Rangeland Health assessment bill passes with exceptions
Cheyenne – As the bills passed by the 2010 Wyoming Legislature rolled across Governor Freudenthal’s desk in early March, the Rangeland Health Assessment bill made the cut, but with several changes.
The primary change to Senate File 7, Senate Enrolled act 47 was the removal of $200,000 in funding, which was an appropriation to the Wyoming Department of Agriculture (WDA) for distribution as project funding to landowners.
Up until the bill reached the Governor’s desk, Leanne Stevenson of the WDA says it went through several changes both subtracting and adding funding. Although the $200,000 has been removed, she says the $20,000 appropriation to promulgate rules is still intact, as well as the $100,000 provided for the WDA to contract with the University of Wyoming for local education on and promotion of rangeland monitoring.

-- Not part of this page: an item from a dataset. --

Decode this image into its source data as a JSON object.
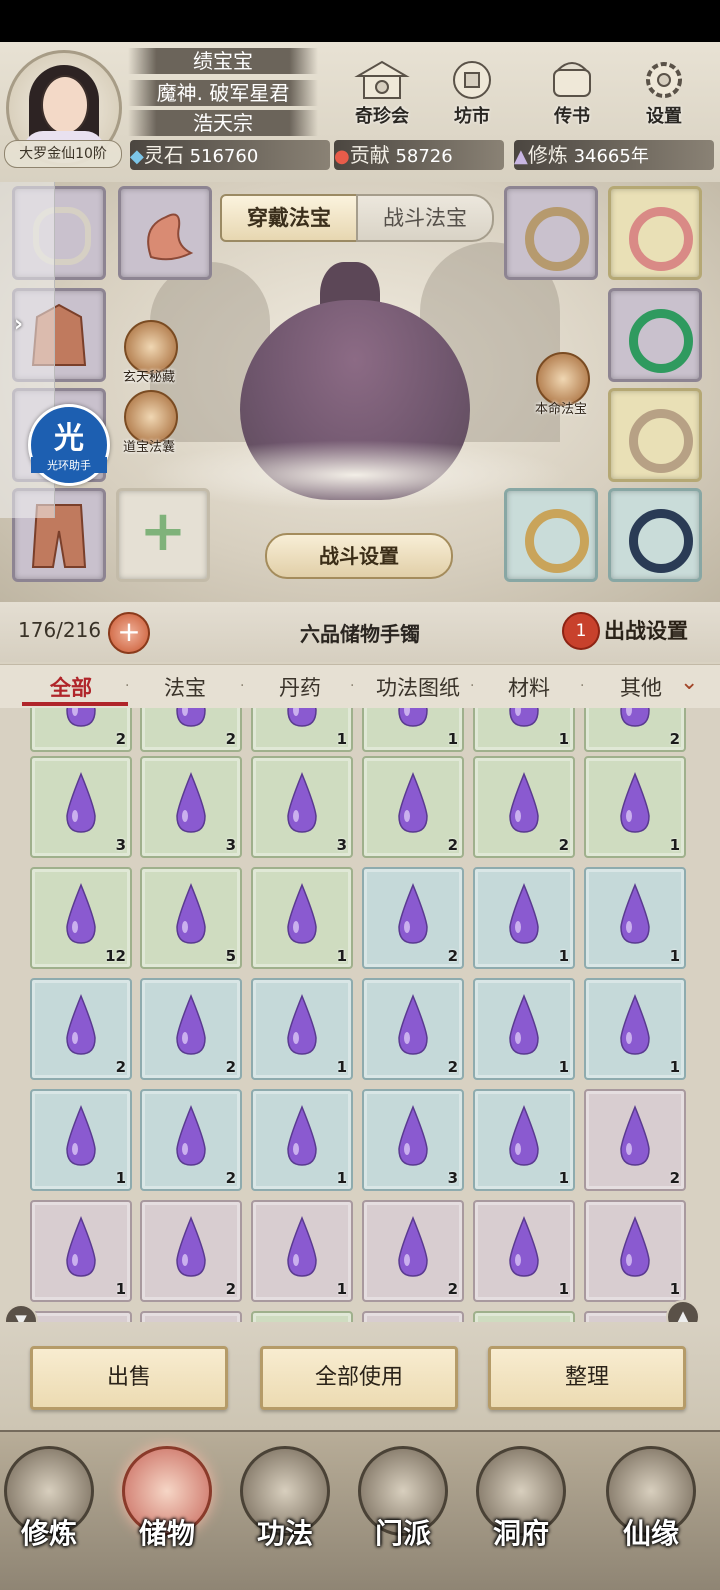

“I’m disappointed we don’t have the money specifically for projects, but there are still benefits realized through the bill,” says Stevenson, adding the WDA may seek out other funding opportunities through grant programs and other interested parties.
“Such funding may be necessary in the 2011 Supplemental Budget,” said Freudenthal of the project dollars he cut. “At that time the Department may well have developed the rangeland health assessment program as envisioned.”
Stevenson says, regardless of where the Rangeland Health Assessment program lands among the priorities of the entire WDA, she will put in a request as manager of the Natural Resources and Policy division for money in next year’s supplemental budget.
Fruedenthal added, “Some supporters of the legislation suggested that if I veto the $200,000, I might as well veto the bill. I disagree. The principle of rangeland health assessment is important. It is important enough for us to know the full operation and rules of the effort before we simply throw money at the problem.”
“With these steps accomplished, the Department could submit a budget request specifying the specific projects and the intended beneficiaries of the funds,” he said. “This would more fully inform the executive and legislative budget decisions.”
Meanwhile, Stevenson says another big piece of the bill that can move forward is the four-way Memorandum of Understanding between the BLM and Forest Service, the WDA and the Office of State Lands and Investments.
“When we get the MOU put together it will ensure more monitoring through cooperation between the agencies, and specifically joint cooperative monitoring,” says Stevenson, noting the program will continue as planned, just without funding available for projects.
The Governor also vetoed language in the bill that said it would “facilitate multiple use of the resource.” He reasoned the vetoed language may be read to authorize any activity that “facilitates multiple use of the resource” could include construction of facilities and creation of structures.
As the rules for the new program move forward, Stevenson says anybody who’s interested in contributing is welcome to participate in the process of promulgating rules. Currenlty those involved include seven ag industry groups, the Wyoming Association of Conservation Districts, the Board of Agriculture and private producers.
Through the entire process, Stevenson says, “We’ve really been informed even more of the need for something like this, and we look forward to working with people to accomplish what we can through the guidelines of the program.”